They called him the King of New York. And it was the most fitting nickname a guy could ever have.
Truth be told, when I traveled to the Manhattan set of NBC's Law & Order series in 1998, I wasn't really looking to meet the guy whose roles had included a spot in the original cast of The Fantasticks and a stint as Jennifer Grey's dad in the '80s classic Dirty Dancing. Back then, co-stars Benjamin Bratt and Carey Lowell _ who were dating Julia Roberts and Richard Gere, respectively _ were hotter news.
But then I met the King, white teeth gleaming in the spring sun, as he and Bratt were headed to Trinity Cemetery in Manhattan's Washington Heights neighborhood. Two steps out of the makeup trailer, Jerry Orbach was greeted with cries of "Hey, Lennie!" from passersby _ a reference to the police detective he would play over 12 years on L&O.
Flashing those impressive chops and waving to his fans, the King smiled while crew members regaled me with tales of Orbach getting a free bus ride and the occasional gratis streetside hot dog _ tributes bestowed by fans who had grown to love his Lennie Briscoe or his Billy Flynn in Chicago or his Julian Marsh in 42nd Street.
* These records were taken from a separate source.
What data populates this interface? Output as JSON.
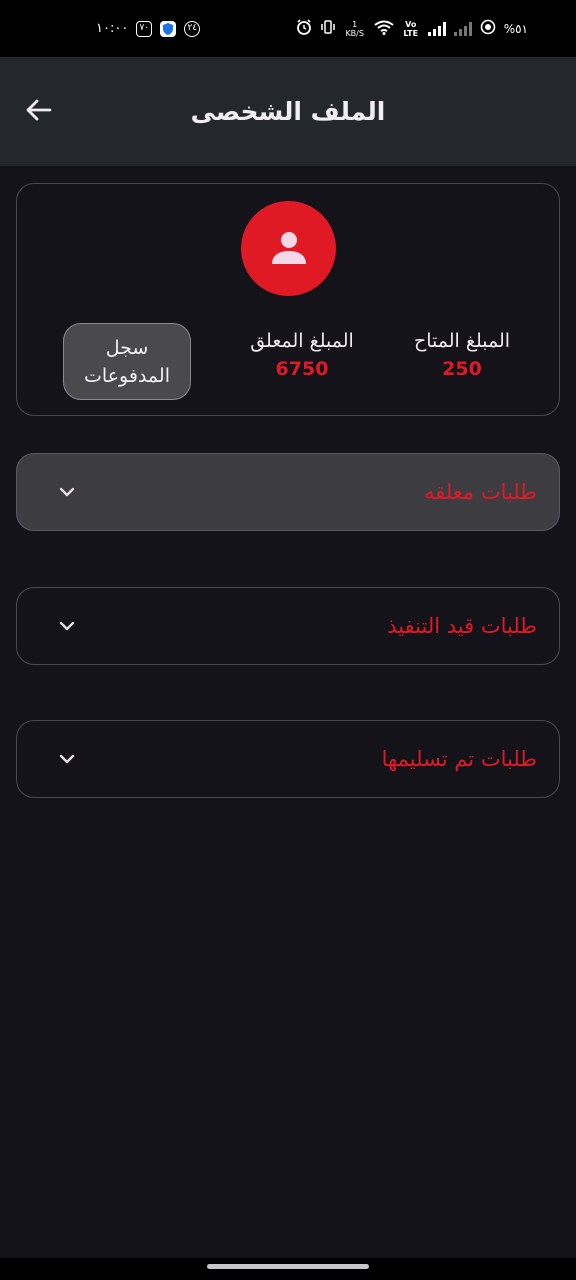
{
  "status_bar": {
    "time": "١٠:٠٠",
    "battery": "%٥١",
    "net_speed": "1 KB/S",
    "volte": "Vo LTE",
    "left_pills": [
      "٢٤",
      "٧٠"
    ]
  },
  "app_bar": {
    "title": "الملف الشخصى"
  },
  "profile": {
    "available_label": "المبلغ المتاح",
    "available_value": "250",
    "pending_label": "المبلغ المعلق",
    "pending_value": "6750",
    "payments_label_line1": "سجل",
    "payments_label_line2": "المدفوعات"
  },
  "sections": [
    {
      "label": "طلبات معلقه"
    },
    {
      "label": "طلبات قيد التنفيذ"
    },
    {
      "label": "طلبات تم تسليمها"
    }
  ],
  "colors": {
    "accent": "#e01a25",
    "background": "#15131a",
    "app_bar": "#24272c"
  },
  "icons": {
    "back": "arrow-left-icon",
    "avatar": "person-icon",
    "expand": "chevron-down-icon"
  }
}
Orbach, a relatively low-key guy with a show biz veteran's flair for a quip, punctured all the glowing talk with a Lennie-esque comment on his upcoming scene _ a graveside shot in which Briscoe decides whether to avenge his murdered child.
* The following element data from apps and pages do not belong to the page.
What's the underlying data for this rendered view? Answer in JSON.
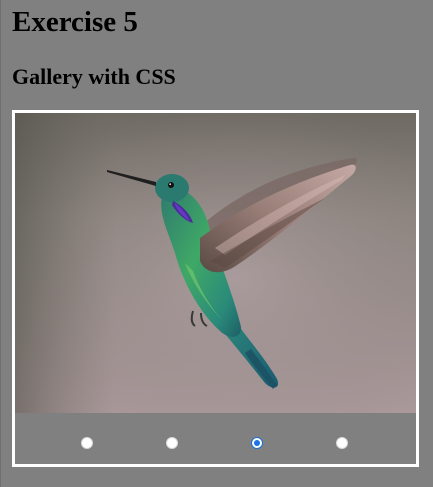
{
  "page": {
    "title": "Exercise 5",
    "subtitle": "Gallery with CSS"
  },
  "gallery": {
    "slide_icon": "hummingbird-photo",
    "selected_index": 2,
    "slide_count": 4,
    "colors": {
      "frame": "#ffffff",
      "controls_bg": "#808080",
      "radio_selected": "#1a73e8"
    }
  }
}
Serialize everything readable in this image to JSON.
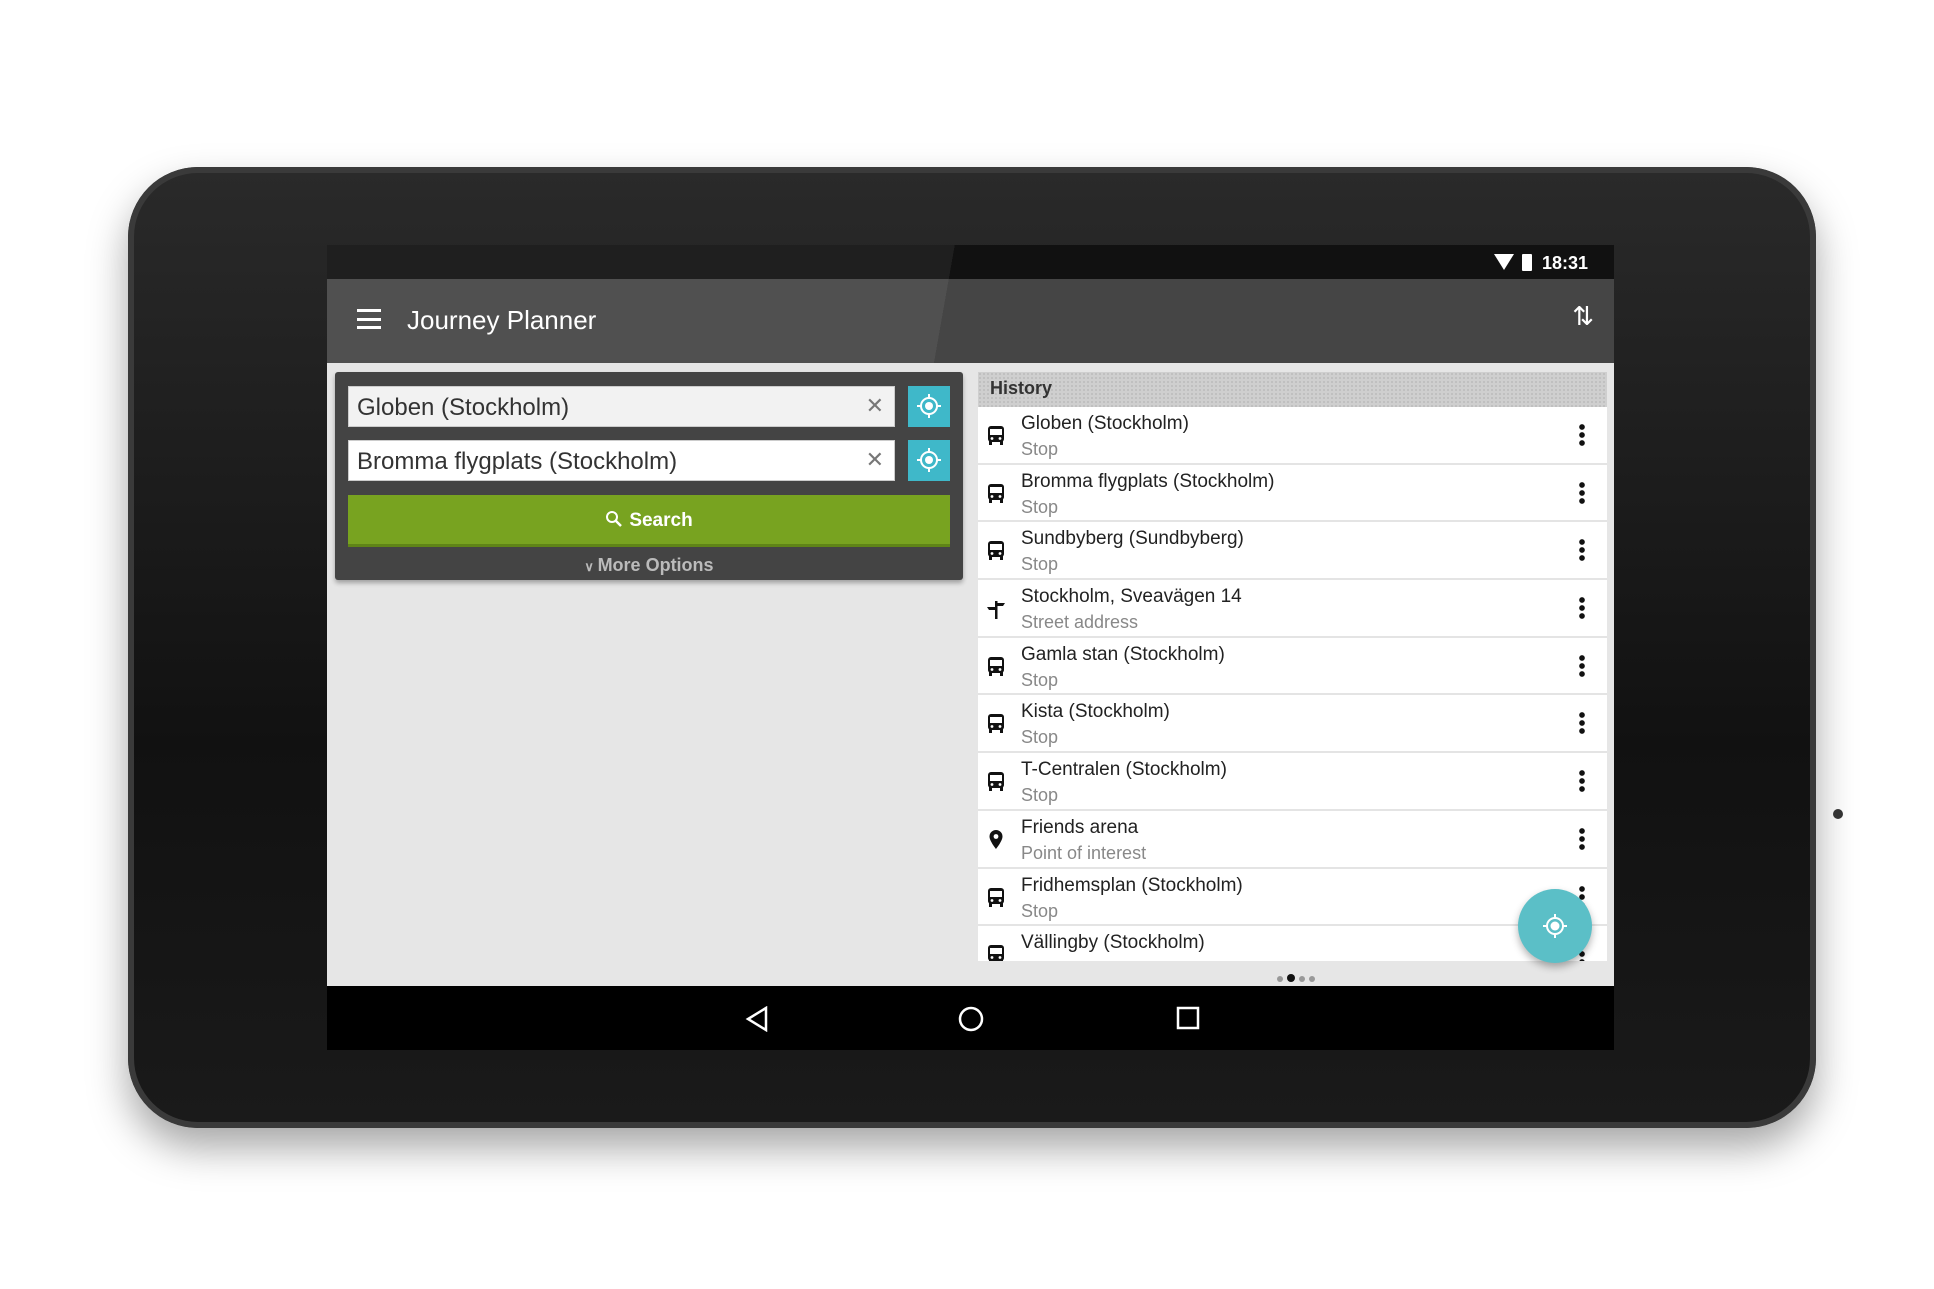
{
  "status": {
    "time": "18:31"
  },
  "appbar": {
    "title": "Journey Planner"
  },
  "form": {
    "from": "Globen (Stockholm)",
    "to": "Bromma flygplats (Stockholm)",
    "search_label": "Search",
    "more_options": "More Options"
  },
  "history": {
    "header": "History",
    "items": [
      {
        "name": "Globen (Stockholm)",
        "type": "Stop",
        "icon": "bus-icon"
      },
      {
        "name": "Bromma flygplats (Stockholm)",
        "type": "Stop",
        "icon": "bus-icon"
      },
      {
        "name": "Sundbyberg (Sundbyberg)",
        "type": "Stop",
        "icon": "bus-icon"
      },
      {
        "name": "Stockholm, Sveavägen 14",
        "type": "Street address",
        "icon": "signpost-icon"
      },
      {
        "name": "Gamla stan (Stockholm)",
        "type": "Stop",
        "icon": "bus-icon"
      },
      {
        "name": "Kista (Stockholm)",
        "type": "Stop",
        "icon": "bus-icon"
      },
      {
        "name": "T-Centralen (Stockholm)",
        "type": "Stop",
        "icon": "bus-icon"
      },
      {
        "name": "Friends arena",
        "type": "Point of interest",
        "icon": "pin-icon"
      },
      {
        "name": "Fridhemsplan (Stockholm)",
        "type": "Stop",
        "icon": "bus-icon"
      },
      {
        "name": "Vällingby (Stockholm)",
        "type": "",
        "icon": "bus-icon"
      }
    ]
  },
  "pager": {
    "pages": 4,
    "current": 2
  },
  "colors": {
    "accent": "#3fb8c9",
    "search": "#78a320",
    "appbar": "#454545",
    "fab": "#5bbfc7"
  }
}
"I just want someone to die in my arms so I can cry and get an Emmy nomination," he said, drawing peals of laughter from the guys adjusting lights and moving cameras.
So it was with particular pain that I saw news accounts on the death of Jerome Bernard Orbach on Tuesday at age 69 from prostate cancer. An era had already passed on the show that brought his greatest fame when Orbach announced that he would leave L&O in May; the surprise of fans migrated to deep concern as news of his cancer struggle spread this month.
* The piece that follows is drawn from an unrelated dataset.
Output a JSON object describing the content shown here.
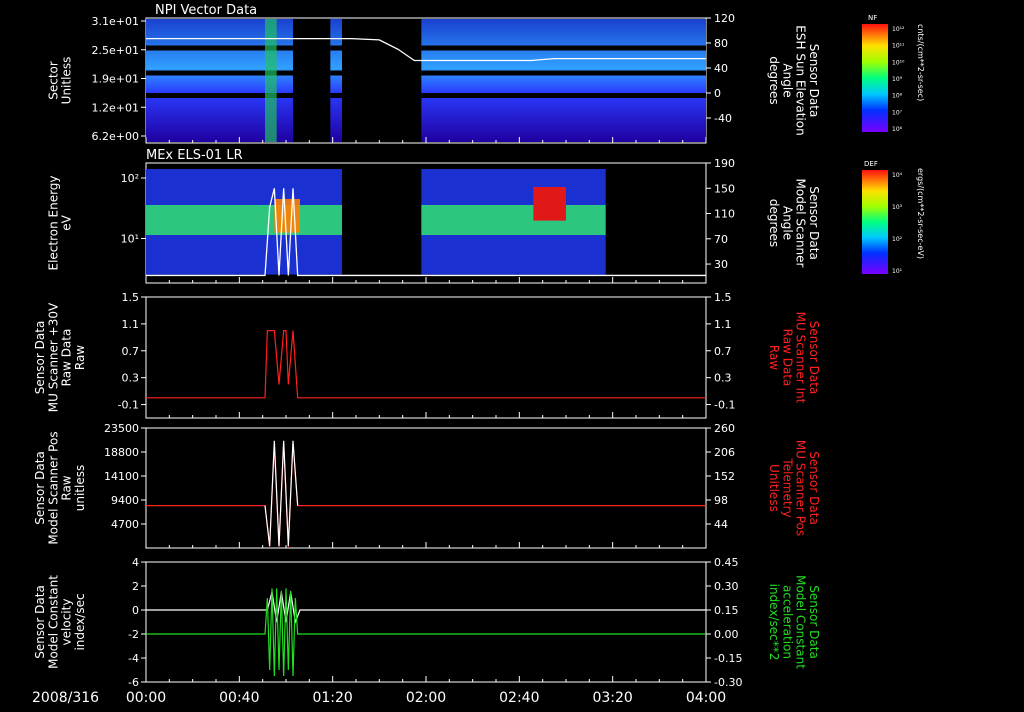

As a longtime Law & Order fan, it took me a while to learn to like Lennie, who first appeared in 1992, replacing Paul Sorvino's Sgt. Phil Serreta. Behind the scenes, diva Sorvino was feeling underutilized by the show's laser-like focus on plot lines, and co-star Chris Noth _ who would later make waves as Mr. Big on HBO's Sex and the City _ had a similar penchant for backstage tantrums.
Compared with Sorvino's massive presence, Orbach first seemed a little small. Still, he brought a weary reality to the show, with his slicked-back, '50s-style coif and angular frame _ perfect for the 10-year-old suits his character undoubtedly would have worn, bought streetside in the Garment District.
Eventually, Lennie's cynical wisecracks would become a signature of the show (my favorite, about a prisoner: "I specifically asked for him to be put on suicide watch. Apparently, here at Riker's, that means that they watch you commit suicide.") The real-life actor's easygoing demeanor also seemed to balance a cast whose backstage friction often spilled into the media and made working difficult.
Those who knew him only as a cop-playing character actor _ Harry McGraw on CBS's Murder, She Wrote, Lt. Garber in Someone to Watch Over Me _ missed out on Orbach's groundbreaking Broadway career, including Tony-nominated turns in Guys and Dolls, Chicago and the Burt Bacharach/Hal David musical Promises, Promises. Even after watching vintage news clips of his work, I rank him with Christopher Walken and Kevin Spacey as show biz's most unlikely song-and-dance men.
Born in the Bronx and raised in Illinois, Orbach's New Yawk attitude nevertheless made him a perfect East Coast character. No wonder the New York Landmark Conservancy declared him a living landmark; with a career that included the 1961 Broadway production of Carnival! and a friendship with New York mobster Joey Gallo that ended hours after their last party together (when Gallo was whacked at a seafood restaurant), Orbach's life was the heartbeat of New York.
I nearly wore a black armband sitting at the TV Wednesday, as the night's L&O episode was prefaced and concluded with a brief photo noting the passing of Orbach, who appeared in that night's rerun. Thanks to the magic of videotape, we're still going to see a lot of him, between endless replays of his L&O work and a half-dozen episodes of his latest series, Law & Order: Trial By Jury, set to debut this month.
In the end, that may be the most fitting tribute possible for the King: eternal life in rerun-land as the quintessential, world-weary New Yorker. Certainly, those of us lucky enough to have met the man couldn't ask for anything more.
Eric Deggans' e-mail address is degganssptimes.com.